Third paper: Submitted Jan. 27th, 2015 – Rejected May 13th, 2015
The third draft paper had the following two alternate titles:
Age-appropriate bicycling education complements efforts to accommodate safe on-road bicycling
Age-appropriate bicycling education deserves more attention in the United States
This draft paper included several paragraphs I had invited from Andy Cline based on a personal bike tour he’d undertaken in central Amsterdam, Holland, in early June 2012, and then posted about in detail on his blog. [Please see AMSTERDAM: MY BIG TAKE-AWAY and video Surrendering the Streets.]
On Jan. 14, 2015, I e-mailed the draft paper to Shawn Leight who had kindly agreed to review it before formal submission.
Prefacing his initial response, Shawn Leight wrote in part:
“For full disclosure. I do sit on the ITE International Board of Direction. I am a Candidate for ITE International Vice President. I do not, however, have any interaction with Marianne Saglam’s paper review committee. The opinions expressed below are my own. I am NOT speaking on behalf of the Institute. Any suggestions that I provide are my suggestions and the paper review committee may agree with my thoughts, or they may not.”
Shawn then went on to provide robust arguments in support of both infrastructure improvements and bicycle education, pointing out that if I’m not “advocating for mandatory bicycle education and licensing in the United States … those who plan, design, and manage the transportation system need to strive to accommodate all. We cannot pick and choose to provide infrastructure for some and disenfranchise others. It would be irresponsible for us to ignore riders wanting to use these facilities.”

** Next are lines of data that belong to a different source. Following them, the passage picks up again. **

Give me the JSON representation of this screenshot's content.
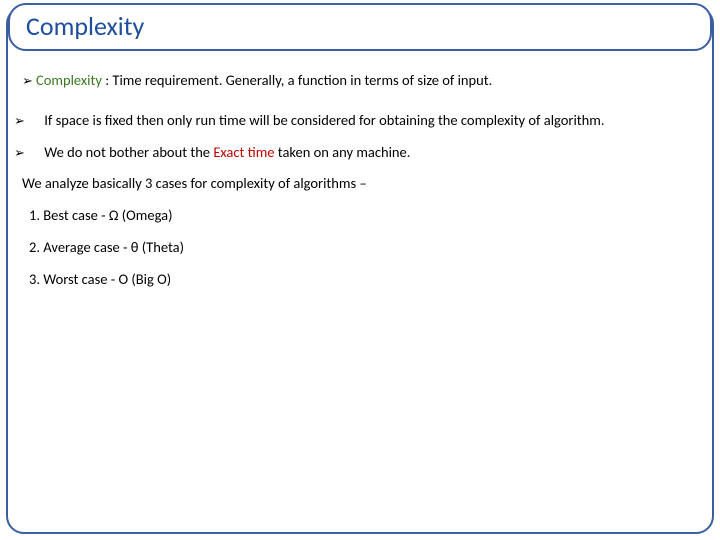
{
  "title": "Complexity",
  "bullet1": {
    "term": "Complexity",
    "rest": " : Time requirement. Generally, a function in terms of size of input."
  },
  "bullet2": "If space is fixed then only run time will be considered for obtaining the complexity of algorithm.",
  "bullet3": {
    "pre": "We do not bother about the ",
    "em": "Exact time",
    "post": " taken on any machine."
  },
  "para1": "We analyze basically 3 cases for complexity of algorithms –",
  "list": {
    "i1": "1.   Best case - Ω (Omega)",
    "i2": "2.   Average case - θ (Theta)",
    "i3": "3.   Worst case - O (Big O)"
  }
}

“There is a relatively simple solution. It does not have to be “either or”. We have plenty of roads in our urban areas to accommodate the preferences of all riders. Not every road needs a cycle track or a bike lane. We can provide bicycle infrastructure for those who prefer to use it and at the same time provide roads without bicycle infrastructure for riders such as yourself who prefer to ride in the traffic lane. Many roads can do all.”

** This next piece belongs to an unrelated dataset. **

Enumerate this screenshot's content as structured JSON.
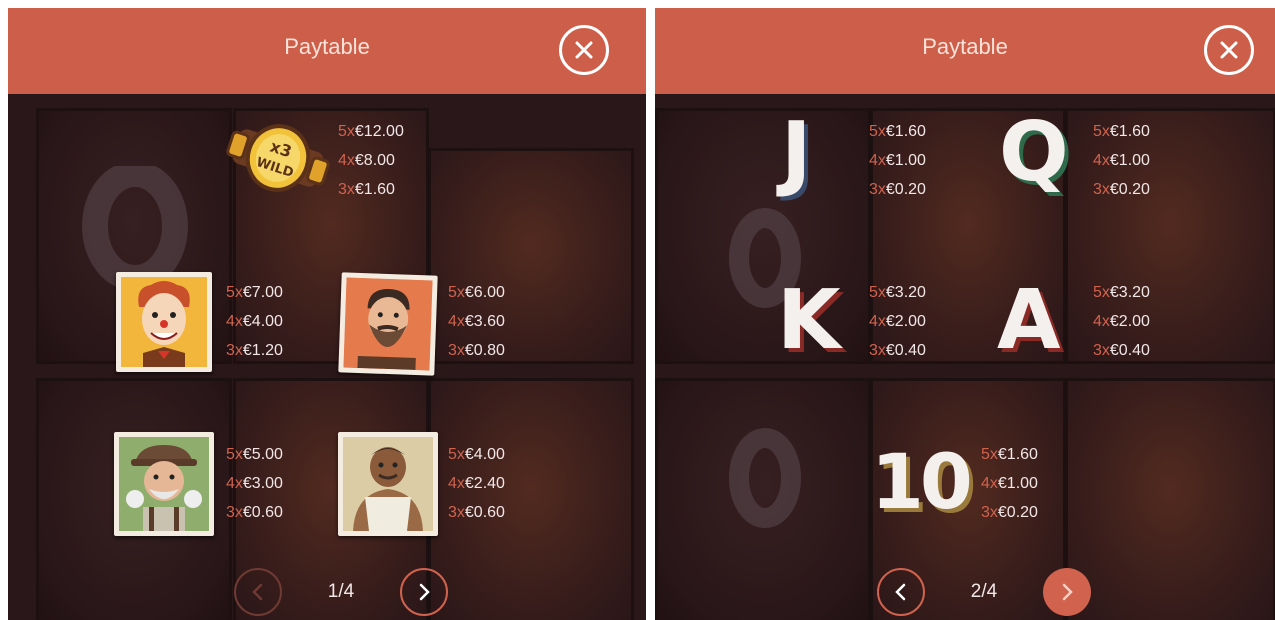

Shawn’s reply contained detailed criticisms, and suggestions for omitting what he felt were unsupported assertions. (That included the newly-added sections by Andy Cline on his Dutch cycling experience, but it was agreed to drop them.) This process was repeated several times, a final version being completed on Jan. 23rd, and formally accepted for review by Marianne Saglam on Jan. 27th, 2015.
On May 13th, 2015, a formal rejection letter was received from Marianne Saglam, but for the first time two of the four reviewers suggested approval after addressing detailed issues, and Marianne invited submission of a revised version addressing those issues.
Fourth paper: Submitted July 17th, 2015 – Initial acceptance Sept. 23rd, 2015. Final version Nov. 18th, 2015, following numerous revisions.
This paper ended up with the title:
Promoting bicycling education in the United States in the context of “Equality”
I proposed the idea of adding “Equality” to the subject to broaden the paper’s scope and introduce a concept not typically touched on in such papers. Marianne Saglam responded positively the same day, writing: “I think that could work.”
This subsequently led to the word count exceeding the 3,000 word limit and Shawn Leight again assisted by reviewing and proposing edits to several versions in July 2015, the final word count being reduced below 2,800.
The draft went through numerous additional iterations, at least 16 by my count. In October 2015, Bob Shanteau requested removal of his name as a coauthor, to which Andy Cline and I regretfully agreed, although an acknowledgement was later added to the published paper.
The paper was tentatively scheduled for inclusion in the December 2015 Journal but instead was published in the January 2016 edition.
The one person receiving no acknowledgement in the paper itself is Shawn Leight , but as indicated above, I’m personally indebted to him for both the time he was willing to devote to reading and analyzing numerous drafts, and for his thoughtful and very helpful critiques.
Thank you again Shawn!